Moaning about the weather. It’s about as British as Stephen Fry smothered in Marmite, but why? Why is it such a monumental part of our culture, and why do so many conversations begin ‘Nice weather we’re having’?

It was Oscar Wilde who famously said ‘conversation about the weather is the last refuge of the unimaginative,’ but in an attempt to find out what normal, non-legendary-nineteenth-century-wordsmith, people think about the weather I interviewed a selection of people from different age ranges and parts of the country.

The questions were as follows;

1) Do you often find yourself talking about the weather?

2) What do you think about the weather we’ve been having recently?

3) Do you believe that conversations about the weather are fundamentally British?

4) If yes, why?

5) What is it about British weather that makes it such a common talking point?

Graham, aged 56, High Wycombe-

1) In my job, yes, I do. I work in agriculture and it comes up a lot.

2) It’s s***.

3) Traditionally, yes.

4) Because we live on an island and we’re essentially a rural nation. Agriculture, wind, rain and sun go hand in hand; don’t they? Every job is dependent on good weather, but my profession especially so.

5) It affects everybody- wherever you are. It’s common ground.

Mia, aged 16, Essex

1) I do actually. I mention it to someone at least once a day, sometimes more.

2) Rubbish. I hate it. The few warm days we had a few weeks ago were lovely, but it just got worse. And it shouldn’t be snowing in March, That’s just wrong.

3) Hmm, I think we’ve taken the stereotype on-board and made it fundamentally British. Like, I’m sure other cultures comment on it just as much, we’ve just decided to make it ‘our thing.’

4) Somehow I think I answered that question in the previous answer…

5) Probably because we enjoy complaining. It’s either too hot or too cold! It rains too much! There’s too much sun! The weather’s something everyone’s familiar and up to date with, and something other people can agree with and discuss without causing any intense arguments.

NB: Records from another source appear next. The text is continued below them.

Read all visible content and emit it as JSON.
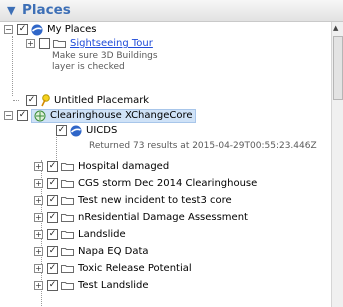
{
  "panel": {
    "title": "Places",
    "collapse_glyph": "▼"
  },
  "tree": {
    "my_places": {
      "label": "My Places",
      "expand": "−",
      "checked": true
    },
    "sightseeing": {
      "label": "Sightseeing Tour",
      "expand": "+",
      "checked": false,
      "desc_line1": "Make sure 3D Buildings",
      "desc_line2": "layer is checked"
    },
    "placemark": {
      "label": "Untitled Placemark",
      "checked": true
    },
    "clearinghouse": {
      "label": "Clearinghouse XChangeCore",
      "expand": "−",
      "checked": true
    },
    "uicds": {
      "label": "UICDS",
      "checked": true
    },
    "result_text": "Returned 73 results at 2015-04-29T00:55:23.446Z",
    "folders": [
      {
        "label": "Hospital damaged",
        "expand": "+",
        "checked": true
      },
      {
        "label": "CGS storm Dec 2014 Clearinghouse",
        "expand": "+",
        "checked": true
      },
      {
        "label": "Test new incident to test3 core",
        "expand": "+",
        "checked": true
      },
      {
        "label": "nResidential Damage Assessment",
        "expand": "+",
        "checked": true
      },
      {
        "label": "Landslide",
        "expand": "+",
        "checked": true
      },
      {
        "label": "Napa EQ Data",
        "expand": "+",
        "checked": true
      },
      {
        "label": "Toxic Release Potential",
        "expand": "+",
        "checked": true
      },
      {
        "label": "Test Landslide",
        "expand": "+",
        "checked": true
      }
    ],
    "check_glyph": "✓"
  },
  "scrollbar": {
    "up_glyph": "▲"
  },
  "colors": {
    "accent": "#3d6fb6",
    "link": "#1f4bd8",
    "selection": "#cfe2f7",
    "folder": "#f0cf62"
  }
}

And you know us British; Always so polite.

Stella, aged 86, Gerrards Cross-

1) Yes, I suppose so. As much as everyone else.

2) It seems quite varied, I suppose it’s a question of the time of year, but you’d expect this time to be warmer.

3) Oh yes, I think so. Oh yes.

4) Other countries have their weather but, like my brother (who had a house in South Africa), they have hot seasons and then rainy seasons etc. Our weather is very special.

5) It’s all a matter of planning; what one should wear, whether to wear a raincoat or wellington boots, and whether you can go outside. It’s all about planning. It reminds me of the poem;
 Whether the weather be hot,
Or whether the weather be dry,
We’ll weather the weather
Whatever the weather,
Whether we like it or not.

Nurulain, aged 16, Totteridge-

1) All the time. Complaining about the weather, comparing the weather to other countries' weather, comparing it to weather we've had before. Sometimes it's not even full conversations, just multiple times across the day someone will look out of the window and make a comment on the weather.

2) It’s pretty rubbish, in my opinion. Bitter cold and damp and snowy. It shouldn't be snowing this much when it's almost April, regardless of whether it settles or not. Where did spring go?

3)  Absolutely.

4) Perhaps it's because British people tend to like complaining about things, and our weather is pretty rubbish, so naturally it's an easy thing to complain about because 9 times out of 10 whoever you're talking to will agree with you that the weather is rubbish.

5) There's the whole 'British people are self-depreciating' angle where we make fun of ourselves and if we make fun of our weather it's like we're putting ourselves down for something that’s not really our fault? Like, we can still mock ourselves, but not actually putting ourselves at fault because we can't help the weather.


Caroline, aged 49, Chalfont St Peter-

1) Yes. Because it’s usually something to talk about at school pick up time when I’m standing on the playground and it’s pelting down.

2) Appalling.

3) Well I wouldn’t be able to comment on that.

4)  Because I am British- but I know it’s often said that we have four seasons in an hour, although it’s more like a minute. Take this morning for example; clear blue skies and it randomly starts snowing. Where did that come from? 
(At this point Graham butts in to say ‘the sky’)

5) Exactly what I said. It’s because it’s so random. You can never say you’re in summertime because what is summertime?

In addition to the interviews, I also did some research. Did you know that 70% of British people check the weather forecast at least once a day? And that Sandie Dawe, Visit Britain’s Chief Executive, described our relationship with the weather as an ‘utter obsession’? But surely our fascination shouldn’t be sneered at, our unique climate has helped to inspire some of our greatest inventions; the Golden Barometer, the lighthouse, and the lifeboat, for example.

But whatever your personal views on the matter, the Met Office predicts that the chilly weather will last until the end of April. The frozen temperatures have already left thousands of people without power and created disruption on many transport routes across the UK, with some motorists trapped by 20ft snow drifts!

To check the weather where you are, click onto the BBC website.